More than 70 opponents came from the Triangle, Danbury, Salisbury, the Triad and from communities in between protesting Duke Energy’s proposed rate hike. Bill Gupton says he wouldn't mind paying more if Duke Energy would practice more conservation techniques. "There’s very little that’s being done with renewable energy, wind and solar, regarding energy efficiency programs." explains Gupton. "We would love to see Duke reduce our energy demand by 20%, that’s the best way to keep rates down.”
But Duke Energy spokeswoman Lisa Parrish says even renewable energy needs a backup. “What if the sun doesn’t shine or the wind doesn’t blow?Businesses still have to function in North Carolina and homeowners still need power when they want it," says Parrish. "That’s why we’ve built new power plants that are more affordable, energy efficient, environmentally friendly.” Since 2010, Duke Energy has increased rates twice--adding about $12 to the average residential utility bill. According to Parrish, money from all of the rate hikes are paying the company back for millions of dollars it has already invested to replace and modernize four facilities built before World War II. She also says after adjusting for inflation, North Carolina customers are paying less than they did in 1991. “The daily price for powering your home is between the cost of a gallon of gas and a cup of premium coffee. That’s a good deal for our customers.”

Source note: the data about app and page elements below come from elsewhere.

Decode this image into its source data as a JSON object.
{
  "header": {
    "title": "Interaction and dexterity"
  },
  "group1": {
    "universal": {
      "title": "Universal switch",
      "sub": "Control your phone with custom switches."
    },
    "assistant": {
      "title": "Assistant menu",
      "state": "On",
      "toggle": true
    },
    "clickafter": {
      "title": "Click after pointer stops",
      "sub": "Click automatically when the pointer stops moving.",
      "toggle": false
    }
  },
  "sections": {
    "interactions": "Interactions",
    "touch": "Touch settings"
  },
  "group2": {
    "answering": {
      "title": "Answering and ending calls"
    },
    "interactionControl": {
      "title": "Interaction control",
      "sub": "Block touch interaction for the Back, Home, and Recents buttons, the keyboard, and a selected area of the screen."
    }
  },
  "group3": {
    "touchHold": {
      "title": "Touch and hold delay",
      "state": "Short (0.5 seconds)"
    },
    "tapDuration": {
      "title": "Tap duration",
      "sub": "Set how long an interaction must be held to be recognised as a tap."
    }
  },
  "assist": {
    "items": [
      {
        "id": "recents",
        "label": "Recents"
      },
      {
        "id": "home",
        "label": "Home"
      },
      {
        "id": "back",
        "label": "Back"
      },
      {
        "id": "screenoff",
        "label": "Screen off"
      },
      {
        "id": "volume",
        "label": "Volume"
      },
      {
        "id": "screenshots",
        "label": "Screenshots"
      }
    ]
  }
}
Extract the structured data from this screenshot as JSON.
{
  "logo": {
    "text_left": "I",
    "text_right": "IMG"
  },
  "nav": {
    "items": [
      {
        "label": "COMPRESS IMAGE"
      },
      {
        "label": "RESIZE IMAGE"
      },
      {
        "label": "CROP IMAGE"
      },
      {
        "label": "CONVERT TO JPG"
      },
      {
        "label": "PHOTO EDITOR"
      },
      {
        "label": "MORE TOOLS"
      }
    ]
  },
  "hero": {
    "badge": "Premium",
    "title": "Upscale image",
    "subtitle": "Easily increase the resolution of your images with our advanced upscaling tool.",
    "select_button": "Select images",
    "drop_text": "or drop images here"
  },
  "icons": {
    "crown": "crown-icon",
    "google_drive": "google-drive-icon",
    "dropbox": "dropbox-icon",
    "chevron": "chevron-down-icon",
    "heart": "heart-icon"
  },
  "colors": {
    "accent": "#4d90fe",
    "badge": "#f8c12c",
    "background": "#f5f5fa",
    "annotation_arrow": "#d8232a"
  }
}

Parrish says the company has tentatively agreed to lower the proposed residential rate increase. For two years, people would pay $5.38 more a month. In the third year, monthly residential bills would increase by $6.16. The company also wants the commission to approve an 11.25% shareholder return on equity. Inside the hearing, Salisbury resident Tom Lynch agreed Duke Energy and its shareholders should make a profit. But he urges them to "...be conscience of your cost. If you are, your rate will be at a reasonable level and with a reasonable rate, we can attract new industry to North Carolina.” But small business owner Ronda Jones says shareholders have a choice of whether or not to invest in Duke Energy while customers have no choice from where to buy their utility service. “In a normal setting, my bills are in excess of $300 a month but I do everything I can to keep my bill low,” says Jones. "The air conditioner isn't running if I'm not there nor is the heat. Doors are shut, things are zoned off, what ever I can do." For 18 years, she’s operated About Face in Kernersville. “And in this day in age you have to be hooked to the grid. Everybody needs a TV to keep up and a computer. We’re addicted and there’s no way out.” Over the next two weeks, the North Carolina Utilities Commission will hold public hearings in Charlotte and Hillsboro. Then a closed evidentiary hearing in Raleigh on July 8. Commissioners are expected to rule on this third proposed utility rate increase by early September.